Repeat the whole listing, keeping every word and every line intact.
───── Information shown ─────
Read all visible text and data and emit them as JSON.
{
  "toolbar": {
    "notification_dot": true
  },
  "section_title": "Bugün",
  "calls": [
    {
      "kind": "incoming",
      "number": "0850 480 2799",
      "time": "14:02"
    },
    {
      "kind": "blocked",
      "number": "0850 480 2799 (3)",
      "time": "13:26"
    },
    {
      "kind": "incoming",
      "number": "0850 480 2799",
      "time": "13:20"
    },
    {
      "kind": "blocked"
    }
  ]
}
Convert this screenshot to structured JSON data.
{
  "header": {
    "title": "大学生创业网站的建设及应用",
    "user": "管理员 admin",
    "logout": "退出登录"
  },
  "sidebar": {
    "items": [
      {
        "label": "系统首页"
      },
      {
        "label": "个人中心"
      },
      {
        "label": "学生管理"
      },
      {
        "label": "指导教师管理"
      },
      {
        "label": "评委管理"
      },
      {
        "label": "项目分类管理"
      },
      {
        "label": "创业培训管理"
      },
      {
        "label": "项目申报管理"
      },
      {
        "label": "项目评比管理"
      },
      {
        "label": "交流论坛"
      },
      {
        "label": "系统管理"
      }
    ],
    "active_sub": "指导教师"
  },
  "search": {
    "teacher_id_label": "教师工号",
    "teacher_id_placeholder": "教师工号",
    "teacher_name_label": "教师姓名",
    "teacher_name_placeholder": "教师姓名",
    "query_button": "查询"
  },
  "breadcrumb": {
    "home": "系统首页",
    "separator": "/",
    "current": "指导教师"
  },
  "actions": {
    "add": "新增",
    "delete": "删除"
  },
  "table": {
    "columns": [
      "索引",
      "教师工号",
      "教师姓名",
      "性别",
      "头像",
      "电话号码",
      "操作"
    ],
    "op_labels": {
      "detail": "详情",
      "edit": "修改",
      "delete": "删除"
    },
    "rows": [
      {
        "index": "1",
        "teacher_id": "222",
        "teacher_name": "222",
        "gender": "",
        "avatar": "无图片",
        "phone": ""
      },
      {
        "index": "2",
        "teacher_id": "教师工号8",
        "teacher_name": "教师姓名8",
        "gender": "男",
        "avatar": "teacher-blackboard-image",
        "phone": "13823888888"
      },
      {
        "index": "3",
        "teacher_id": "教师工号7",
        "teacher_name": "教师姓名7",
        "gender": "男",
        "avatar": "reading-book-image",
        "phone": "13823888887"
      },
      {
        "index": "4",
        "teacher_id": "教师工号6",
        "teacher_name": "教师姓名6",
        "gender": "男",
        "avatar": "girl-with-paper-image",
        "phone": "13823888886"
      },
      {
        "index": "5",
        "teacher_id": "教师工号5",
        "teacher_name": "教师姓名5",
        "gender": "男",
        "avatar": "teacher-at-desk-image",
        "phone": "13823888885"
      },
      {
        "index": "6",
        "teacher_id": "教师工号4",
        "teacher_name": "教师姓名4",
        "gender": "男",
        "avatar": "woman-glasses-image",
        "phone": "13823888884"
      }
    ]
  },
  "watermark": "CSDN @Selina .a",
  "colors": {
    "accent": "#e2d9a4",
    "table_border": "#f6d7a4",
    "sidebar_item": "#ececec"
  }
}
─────
* **Answer to this problem**:
Read all visible text and data and emit them as JSON.
{
  "toolbar": {
    "notification_dot": true
  },
  "section_title": "Bugün",
  "calls": [
    {
      "kind": "incoming",
      "number": "0850 480 2799",
      "time": "14:02"
    },
    {
      "kind": "blocked",
      "number": "0850 480 2799 (3)",
      "time": "13:26"
    },
    {
      "kind": "incoming",
      "number": "0850 480 2799",
      "time": "13:20"
    },
    {
      "kind": "blocked"
    }
  ]
}
Convert this screenshot to structured JSON data.
{
  "header": {
    "title": "大学生创业网站的建设及应用",
    "user": "管理员 admin",
    "logout": "退出登录"
  },
  "sidebar": {
    "items": [
      {
        "label": "系统首页"
      },
      {
        "label": "个人中心"
      },
      {
        "label": "学生管理"
      },
      {
        "label": "指导教师管理"
      },
      {
        "label": "评委管理"
      },
      {
        "label": "项目分类管理"
      },
      {
        "label": "创业培训管理"
      },
      {
        "label": "项目申报管理"
      },
      {
        "label": "项目评比管理"
      },
      {
        "label": "交流论坛"
      },
      {
        "label": "系统管理"
      }
    ],
    "active_sub": "指导教师"
  },
  "search": {
    "teacher_id_label": "教师工号",
    "teacher_id_placeholder": "教师工号",
    "teacher_name_label": "教师姓名",
    "teacher_name_placeholder": "教师姓名",
    "query_button": "查询"
  },
  "breadcrumb": {
    "home": "系统首页",
    "separator": "/",
    "current": "指导教师"
  },
  "actions": {
    "add": "新增",
    "delete": "删除"
  },
  "table": {
    "columns": [
      "索引",
      "教师工号",
      "教师姓名",
      "性别",
      "头像",
      "电话号码",
      "操作"
    ],
    "op_labels": {
      "detail": "详情",
      "edit": "修改",
      "delete": "删除"
    },
    "rows": [
      {
        "index": "1",
        "teacher_id": "222",
        "teacher_name": "222",
        "gender": "",
        "avatar": "无图片",
        "phone": ""
      },
      {
        "index": "2",
        "teacher_id": "教师工号8",
        "teacher_name": "教师姓名8",
        "gender": "男",
        "avatar": "teacher-blackboard-image",
        "phone": "13823888888"
      },
      {
        "index": "3",
        "teacher_id": "教师工号7",
        "teacher_name": "教师姓名7",
        "gender": "男",
        "avatar": "reading-book-image",
        "phone": "13823888887"
      },
      {
        "index": "4",
        "teacher_id": "教师工号6",
        "teacher_name": "教师姓名6",
        "gender": "男",
        "avatar": "girl-with-paper-image",
        "phone": "13823888886"
      },
      {
        "index": "5",
        "teacher_id": "教师工号5",
        "teacher_name": "教师姓名5",
        "gender": "男",
        "avatar": "teacher-at-desk-image",
        "phone": "13823888885"
      },
      {
        "index": "6",
        "teacher_id": "教师工号4",
        "teacher_name": "教师姓名4",
        "gender": "男",
        "avatar": "woman-glasses-image",
        "phone": "13823888884"
      }
    ]
  },
  "watermark": "CSDN @Selina .a",
  "colors": {
    "accent": "#e2d9a4",
    "table_border": "#f6d7a4",
    "sidebar_item": "#ececec"
  }
}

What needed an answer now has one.